### Task instructions
An exact, complete printout of the listing is wanted, minus its images.

### Exercise data
---*---

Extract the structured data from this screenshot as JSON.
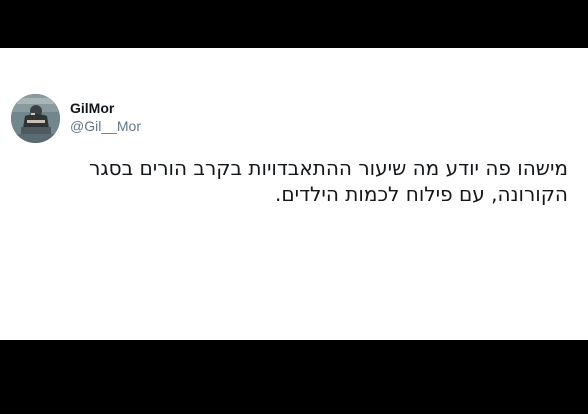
{
  "tweet": {
    "author": {
      "display_name": "GilMor",
      "handle": "@Gil__Mor",
      "avatar_icon": "profile-photo"
    },
    "text": "מישהו פה יודע מה שיעור ההתאבדויות בקרב הורים בסגר הקורונה, עם פילוח לכמות הילדים."
  },
  "colors": {
    "background": "#000000",
    "card": "#ffffff",
    "text": "#14171a",
    "handle": "#657786"
  }
}
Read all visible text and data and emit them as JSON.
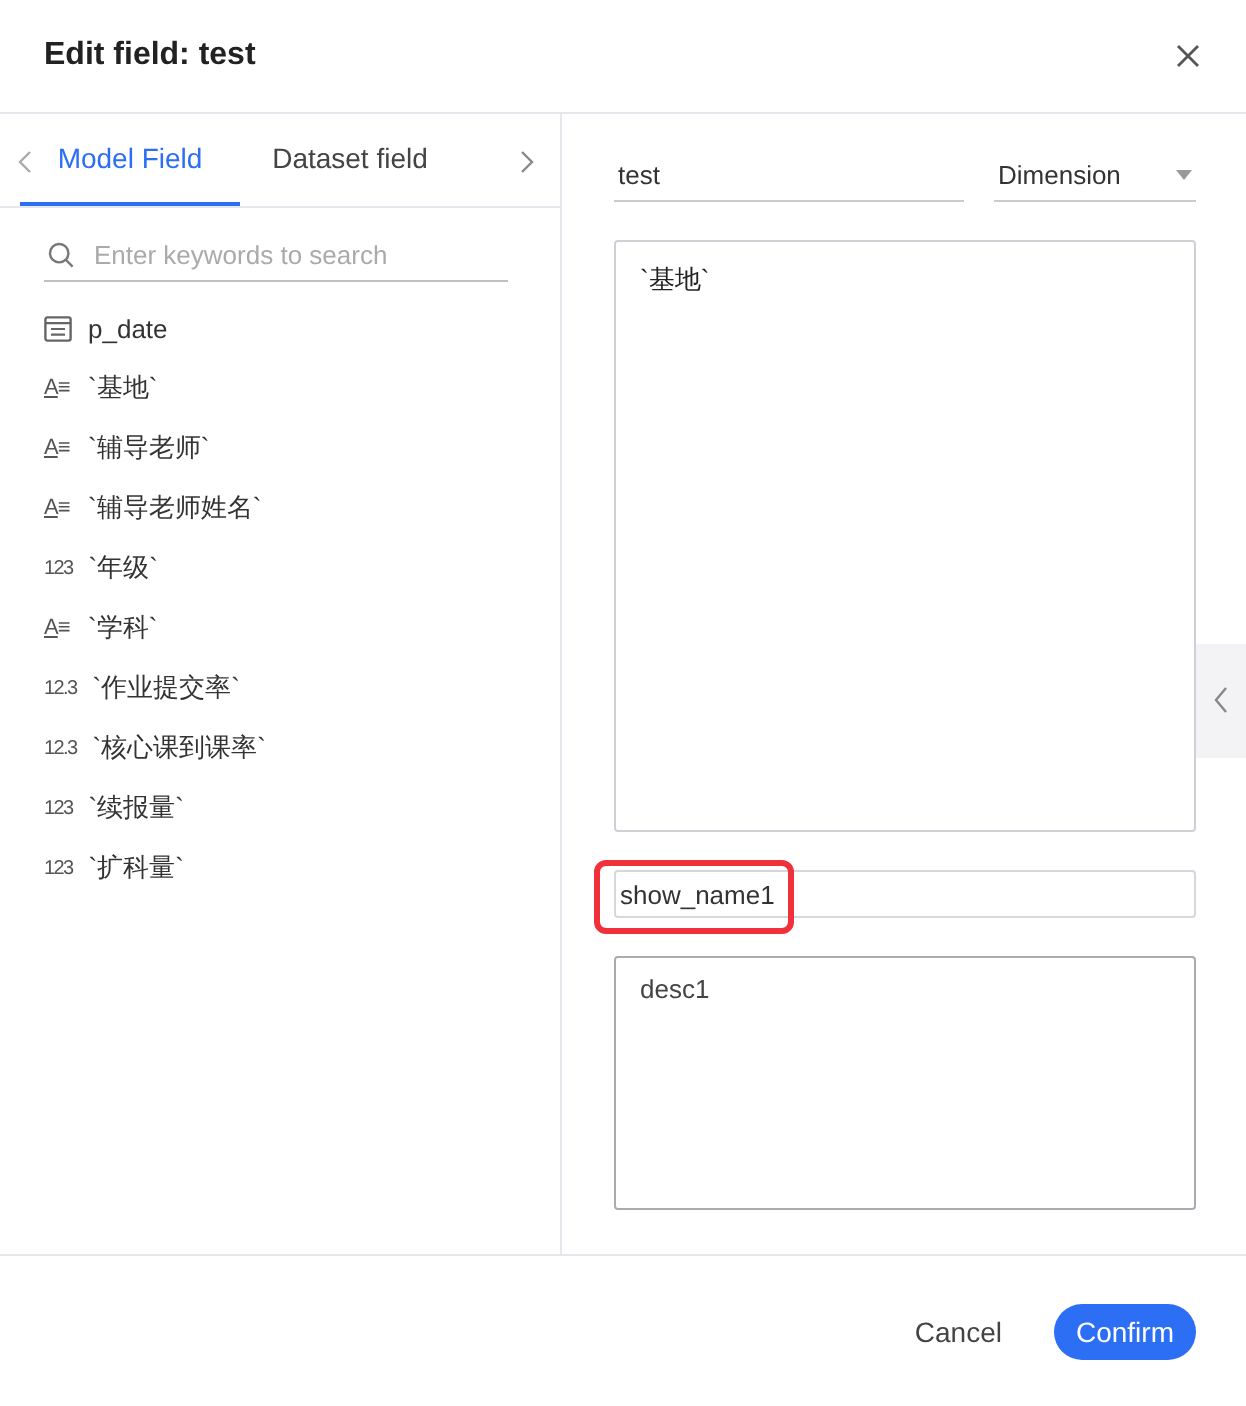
{
  "dialog": {
    "title": "Edit field: test"
  },
  "tabs": [
    {
      "label": "Model Field",
      "selected": true
    },
    {
      "label": "Dataset field",
      "selected": false
    }
  ],
  "search": {
    "placeholder": "Enter keywords to search"
  },
  "fields": [
    {
      "kind": "date",
      "name": "p_date"
    },
    {
      "kind": "text",
      "type_label": "A≡",
      "name": "`基地`"
    },
    {
      "kind": "text",
      "type_label": "A≡",
      "name": "`辅导老师`"
    },
    {
      "kind": "text",
      "type_label": "A≡",
      "name": "`辅导老师姓名`"
    },
    {
      "kind": "number",
      "type_label": "123",
      "name": "`年级`"
    },
    {
      "kind": "text",
      "type_label": "A≡",
      "name": "`学科`"
    },
    {
      "kind": "number",
      "type_label": "12.3",
      "name": "`作业提交率`"
    },
    {
      "kind": "number",
      "type_label": "12.3",
      "name": "`核心课到课率`"
    },
    {
      "kind": "number",
      "type_label": "123",
      "name": "`续报量`"
    },
    {
      "kind": "number",
      "type_label": "123",
      "name": "`扩科量`"
    }
  ],
  "form": {
    "name": "test",
    "role": "Dimension",
    "expression": "`基地`",
    "show_name": {
      "value": "show_name1",
      "highlighted": true
    },
    "description": "desc1"
  },
  "buttons": [
    {
      "label": "Cancel",
      "kind": "secondary"
    },
    {
      "label": "Confirm",
      "kind": "primary"
    }
  ]
}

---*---

### Expected answer
Extract the structured data from this screenshot as JSON.
{
  "tweet": {
    "author": {
      "display_name": "GilMor",
      "handle": "@Gil__Mor",
      "avatar_icon": "profile-photo"
    },
    "text": "מישהו פה יודע מה שיעור ההתאבדויות בקרב הורים בסגר הקורונה, עם פילוח לכמות הילדים."
  },
  "colors": {
    "background": "#000000",
    "card": "#ffffff",
    "text": "#14171a",
    "handle": "#657786"
  }
}
Read all visible text and data and emit them as JSON.
{
  "dialog": {
    "title": "Edit field: test"
  },
  "tabs": [
    {
      "label": "Model Field",
      "selected": true
    },
    {
      "label": "Dataset field",
      "selected": false
    }
  ],
  "search": {
    "placeholder": "Enter keywords to search"
  },
  "fields": [
    {
      "kind": "date",
      "name": "p_date"
    },
    {
      "kind": "text",
      "type_label": "A≡",
      "name": "`基地`"
    },
    {
      "kind": "text",
      "type_label": "A≡",
      "name": "`辅导老师`"
    },
    {
      "kind": "text",
      "type_label": "A≡",
      "name": "`辅导老师姓名`"
    },
    {
      "kind": "number",
      "type_label": "123",
      "name": "`年级`"
    },
    {
      "kind": "text",
      "type_label": "A≡",
      "name": "`学科`"
    },
    {
      "kind": "number",
      "type_label": "12.3",
      "name": "`作业提交率`"
    },
    {
      "kind": "number",
      "type_label": "12.3",
      "name": "`核心课到课率`"
    },
    {
      "kind": "number",
      "type_label": "123",
      "name": "`续报量`"
    },
    {
      "kind": "number",
      "type_label": "123",
      "name": "`扩科量`"
    }
  ],
  "form": {
    "name": "test",
    "role": "Dimension",
    "expression": "`基地`",
    "show_name": {
      "value": "show_name1",
      "highlighted": true
    },
    "description": "desc1"
  },
  "buttons": [
    {
      "label": "Cancel",
      "kind": "secondary"
    },
    {
      "label": "Confirm",
      "kind": "primary"
    }
  ]
}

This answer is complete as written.